_EXERCISE_
Print out all of the data below, keeping it identical to the original.

_DATA FOR REVIEW_
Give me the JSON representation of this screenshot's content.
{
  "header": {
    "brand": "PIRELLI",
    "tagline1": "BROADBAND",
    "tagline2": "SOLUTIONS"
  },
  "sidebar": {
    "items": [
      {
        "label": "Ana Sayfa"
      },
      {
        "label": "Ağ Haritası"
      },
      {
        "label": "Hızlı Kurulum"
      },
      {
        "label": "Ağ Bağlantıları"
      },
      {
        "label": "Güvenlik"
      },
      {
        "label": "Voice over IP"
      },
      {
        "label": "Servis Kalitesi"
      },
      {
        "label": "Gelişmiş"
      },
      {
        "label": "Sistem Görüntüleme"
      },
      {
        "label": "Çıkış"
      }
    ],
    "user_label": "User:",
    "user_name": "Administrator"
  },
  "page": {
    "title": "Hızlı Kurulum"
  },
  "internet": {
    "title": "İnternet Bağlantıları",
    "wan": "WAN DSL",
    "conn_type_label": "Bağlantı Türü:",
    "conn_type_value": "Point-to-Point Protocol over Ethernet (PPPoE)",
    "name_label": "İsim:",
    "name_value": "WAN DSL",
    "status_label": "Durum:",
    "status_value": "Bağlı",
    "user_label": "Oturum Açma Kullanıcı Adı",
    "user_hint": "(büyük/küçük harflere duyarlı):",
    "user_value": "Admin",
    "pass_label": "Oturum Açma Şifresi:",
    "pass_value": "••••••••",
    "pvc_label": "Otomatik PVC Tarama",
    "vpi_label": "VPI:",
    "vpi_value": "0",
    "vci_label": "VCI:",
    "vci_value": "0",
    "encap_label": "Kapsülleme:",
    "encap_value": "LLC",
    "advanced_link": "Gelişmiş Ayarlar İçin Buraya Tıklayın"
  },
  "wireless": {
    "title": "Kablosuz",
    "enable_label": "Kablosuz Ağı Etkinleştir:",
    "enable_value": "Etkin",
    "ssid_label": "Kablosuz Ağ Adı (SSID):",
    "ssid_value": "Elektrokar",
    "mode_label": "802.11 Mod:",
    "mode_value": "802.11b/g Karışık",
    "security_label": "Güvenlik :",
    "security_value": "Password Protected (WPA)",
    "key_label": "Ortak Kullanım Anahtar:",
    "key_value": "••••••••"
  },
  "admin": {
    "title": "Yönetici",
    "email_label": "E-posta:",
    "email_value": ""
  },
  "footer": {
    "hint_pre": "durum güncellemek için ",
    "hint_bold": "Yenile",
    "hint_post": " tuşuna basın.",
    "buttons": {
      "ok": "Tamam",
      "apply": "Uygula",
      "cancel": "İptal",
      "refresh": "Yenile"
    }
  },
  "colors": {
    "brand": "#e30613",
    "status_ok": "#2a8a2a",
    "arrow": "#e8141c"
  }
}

_TASK RESPONSE_
Give me the JSON representation of this screenshot's content.
{
  "header": {
    "brand": "PIRELLI",
    "tagline1": "BROADBAND",
    "tagline2": "SOLUTIONS"
  },
  "sidebar": {
    "items": [
      {
        "label": "Ana Sayfa"
      },
      {
        "label": "Ağ Haritası"
      },
      {
        "label": "Hızlı Kurulum"
      },
      {
        "label": "Ağ Bağlantıları"
      },
      {
        "label": "Güvenlik"
      },
      {
        "label": "Voice over IP"
      },
      {
        "label": "Servis Kalitesi"
      },
      {
        "label": "Gelişmiş"
      },
      {
        "label": "Sistem Görüntüleme"
      },
      {
        "label": "Çıkış"
      }
    ],
    "user_label": "User:",
    "user_name": "Administrator"
  },
  "page": {
    "title": "Hızlı Kurulum"
  },
  "internet": {
    "title": "İnternet Bağlantıları",
    "wan": "WAN DSL",
    "conn_type_label": "Bağlantı Türü:",
    "conn_type_value": "Point-to-Point Protocol over Ethernet (PPPoE)",
    "name_label": "İsim:",
    "name_value": "WAN DSL",
    "status_label": "Durum:",
    "status_value": "Bağlı",
    "user_label": "Oturum Açma Kullanıcı Adı",
    "user_hint": "(büyük/küçük harflere duyarlı):",
    "user_value": "Admin",
    "pass_label": "Oturum Açma Şifresi:",
    "pass_value": "••••••••",
    "pvc_label": "Otomatik PVC Tarama",
    "vpi_label": "VPI:",
    "vpi_value": "0",
    "vci_label": "VCI:",
    "vci_value": "0",
    "encap_label": "Kapsülleme:",
    "encap_value": "LLC",
    "advanced_link": "Gelişmiş Ayarlar İçin Buraya Tıklayın"
  },
  "wireless": {
    "title": "Kablosuz",
    "enable_label": "Kablosuz Ağı Etkinleştir:",
    "enable_value": "Etkin",
    "ssid_label": "Kablosuz Ağ Adı (SSID):",
    "ssid_value": "Elektrokar",
    "mode_label": "802.11 Mod:",
    "mode_value": "802.11b/g Karışık",
    "security_label": "Güvenlik :",
    "security_value": "Password Protected (WPA)",
    "key_label": "Ortak Kullanım Anahtar:",
    "key_value": "••••••••"
  },
  "admin": {
    "title": "Yönetici",
    "email_label": "E-posta:",
    "email_value": ""
  },
  "footer": {
    "hint_pre": "durum güncellemek için ",
    "hint_bold": "Yenile",
    "hint_post": " tuşuna basın.",
    "buttons": {
      "ok": "Tamam",
      "apply": "Uygula",
      "cancel": "İptal",
      "refresh": "Yenile"
    }
  },
  "colors": {
    "brand": "#e30613",
    "status_ok": "#2a8a2a",
    "arrow": "#e8141c"
  }
}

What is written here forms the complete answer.